Current Editors: Tim Allen and Keith Wagner



Past Editors: Kristyna Gleghorn, Dung Mac, Alex Acosta, William Tausend, Sheila Jalalat, Rebecca Philips, Chelsea Altinger, Lindsey Hunter, Alison Wiesenthal, Leslie Scroggins, Mara Dacso, Ashley Group, Fadi Constantine, Emily Fridlington, Joslyn Witherspoon, Tasneem Poonawalla.

Tuesday, December 15, 2015

DIG Interviews Dr. Ashley Sturgeon of Texas Tech HSC on Medical Volunteerism

At the recent Texas Dermatology Society meeting in Lubbock TX (Oct 2015), Dr. Ashley Sturgeon presented on “International and Domestic Volunteer Experiences and Ethical Dilemmas.” Dr. Sturgeon is an assistant professor at Texas Tech University Health Sciences Center in Lubbock, TX. She is a board certified dermatologist with interests in Mohs micrographic surgery, cosmetics, general dermatology, and medical volunteerism. Her most recent endeavor is a dermatology-related medical mission trip to Nicaragua. UTMB DIG members were able to inquire Dr. Sturgeon more on her volunteer experiences in an email interview. 

DIG: Can you describe to us your medical mission to Nicaragua? 
Dr. Sturgeon: Our medical mission is based in Jinotega, several hours on a bus from the capital city of Managua. It is in a beautiful mountainous rainforest, fed by the economy from coffee production. We often travel during the day to rural communities that are hugely underserved, particularly from the medicine standpoint. 8-10 providers are able to see around 2000 patients per week. Many people in these rural communities never leave their hometown. There is no consistent follow up for these patients, unless they are able to travel to the “home base” in Jinotega, where there is a year-round clinic with a local doctor that serves 900 patients a month with a budget of $1200 a month for medications. I treated patients with a huge range of medical conditions from rare dermatologic diseases to heart murmurs to bizarre malignancies. 

DIG: Can you share with us a memorable moment during your trip? 
Dr. Sturgeon: I remember one patient I saw, a young mother who was visibly cushingoid from years of oral steroids for severe asthma.
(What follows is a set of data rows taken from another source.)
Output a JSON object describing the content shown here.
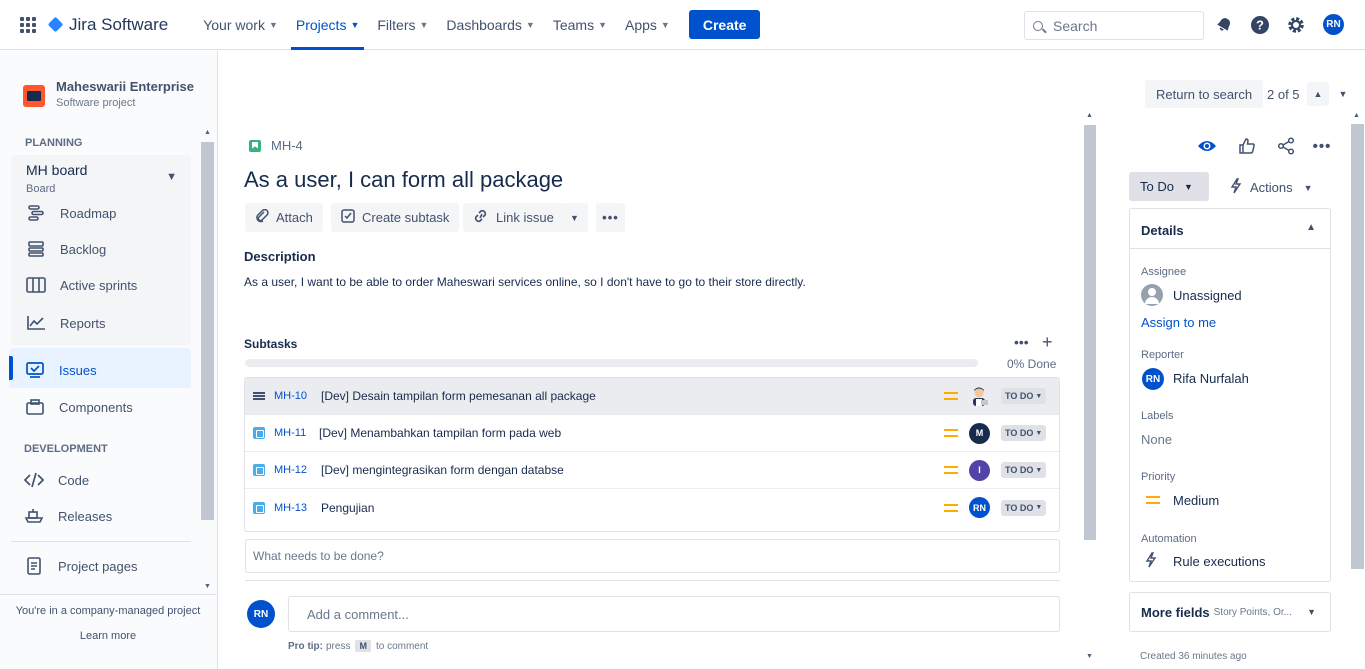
{
  "topbar": {
    "product": "Jira Software",
    "nav": [
      {
        "label": "Your work",
        "active": false
      },
      {
        "label": "Projects",
        "active": true
      },
      {
        "label": "Filters",
        "active": false
      },
      {
        "label": "Dashboards",
        "active": false
      },
      {
        "label": "Teams",
        "active": false
      },
      {
        "label": "Apps",
        "active": false
      }
    ],
    "create_label": "Create",
    "search_placeholder": "Search",
    "user_initials": "RN",
    "icons": [
      "apps-grid-icon",
      "notifications-icon",
      "help-icon",
      "settings-icon"
    ]
  },
  "sidebar": {
    "project_name": "Maheswarii Enterprise",
    "project_type": "Software project",
    "planning_title": "PLANNING",
    "board_name": "MH board",
    "board_sub": "Board",
    "planning_items": [
      {
        "label": "Roadmap",
        "icon": "roadmap-icon"
      },
      {
        "label": "Backlog",
        "icon": "backlog-icon"
      },
      {
        "label": "Active sprints",
        "icon": "board-icon"
      },
      {
        "label": "Reports",
        "icon": "reports-icon"
      }
    ],
    "issues_label": "Issues",
    "components_label": "Components",
    "development_title": "DEVELOPMENT",
    "code_label": "Code",
    "releases_label": "Releases",
    "project_pages_label": "Project pages",
    "footer_text": "You're in a company-managed project",
    "learn_more": "Learn more"
  },
  "issue": {
    "key": "MH-4",
    "title": "As a user, I can form all package",
    "buttons": {
      "attach": "Attach",
      "create_subtask": "Create subtask",
      "link_issue": "Link issue"
    },
    "description_title": "Description",
    "description": "As a user, I want to be able to order Maheswari services online, so I don't have to go to their store directly.",
    "subtasks_title": "Subtasks",
    "progress_done_fraction": 0,
    "done_text": "0% Done",
    "subtasks": [
      {
        "key": "MH-10",
        "summary": "[Dev] Desain tampilan form pemesanan all package",
        "status": "TO DO",
        "avatar": "",
        "avatar_color": "#ffc400",
        "priority": "Medium"
      },
      {
        "key": "MH-11",
        "summary": "[Dev] Menambahkan tampilan form pada web",
        "status": "TO DO",
        "avatar": "M",
        "avatar_color": "#172b4d",
        "priority": "Medium"
      },
      {
        "key": "MH-12",
        "summary": "[Dev] mengintegrasikan form dengan databse",
        "status": "TO DO",
        "avatar": "I",
        "avatar_color": "#5243aa",
        "priority": "Medium"
      },
      {
        "key": "MH-13",
        "summary": "Pengujian",
        "status": "TO DO",
        "avatar": "RN",
        "avatar_color": "#0052cc",
        "priority": "Medium"
      }
    ],
    "new_subtask_placeholder": "What needs to be done?",
    "comment_placeholder": "Add a comment...",
    "protip_label": "Pro tip:",
    "protip_press": "press",
    "protip_key": "M",
    "protip_rest": "to comment"
  },
  "right_panel": {
    "return_label": "Return to search",
    "pager": "2 of 5",
    "status_label": "To Do",
    "actions_label": "Actions",
    "details_title": "Details",
    "assignee_label": "Assignee",
    "assignee_value": "Unassigned",
    "assign_to_me": "Assign to me",
    "reporter_label": "Reporter",
    "reporter_initials": "RN",
    "reporter_value": "Rifa Nurfalah",
    "labels_label": "Labels",
    "labels_value": "None",
    "priority_label": "Priority",
    "priority_value": "Medium",
    "automation_label": "Automation",
    "automation_value": "Rule executions",
    "more_fields": "More fields",
    "more_fields_sub": "Story Points, Or...",
    "created": "Created 36 minutes ago"
  }
}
She came in huffing and puffing, barely able to breathe, and probably in adrenal crisis. She had taken at least 40mg of prednisone per day since she was a child and the local clinic had no more. We were able to give her extra prednisone to have in reserve for when this happened – even a layperson knows it’s dangerous to stop oral corticosteroids abruptly. She was so ill that, if in the United States, I would have intubated her: not an option in rural Nicaragua. 
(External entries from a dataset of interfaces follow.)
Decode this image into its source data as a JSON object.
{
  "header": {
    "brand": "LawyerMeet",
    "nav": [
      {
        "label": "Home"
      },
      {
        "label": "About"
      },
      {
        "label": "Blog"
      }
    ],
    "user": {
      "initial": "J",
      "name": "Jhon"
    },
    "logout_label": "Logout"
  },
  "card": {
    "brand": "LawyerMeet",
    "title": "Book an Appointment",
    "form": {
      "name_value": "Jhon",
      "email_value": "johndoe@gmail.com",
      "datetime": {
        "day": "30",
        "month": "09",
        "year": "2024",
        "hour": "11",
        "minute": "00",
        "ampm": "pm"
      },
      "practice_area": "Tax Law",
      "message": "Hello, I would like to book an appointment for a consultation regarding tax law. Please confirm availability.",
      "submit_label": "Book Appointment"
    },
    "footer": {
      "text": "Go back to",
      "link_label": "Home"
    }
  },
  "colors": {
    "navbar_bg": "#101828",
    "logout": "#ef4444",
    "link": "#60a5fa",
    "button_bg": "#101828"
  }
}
DIG: How has the medical mission impacted you? 
Dr. Sturgeon: Nicaragua is the 2nd poorest country in the world, with a history riddled with civil wars and economic collapse. Most people there live on less than a dollar or two a day. Despite this, the people of Nicaragua are amazingly resilient. They are a smiling, happy people with a culture of hard work and survivalism. I went to make a difference for the people there; I know they did more for me than I did for them. I am a better doctor and a better human being because of my trips. The experience of helping those who have nowhere else to turn to is incredibly moving.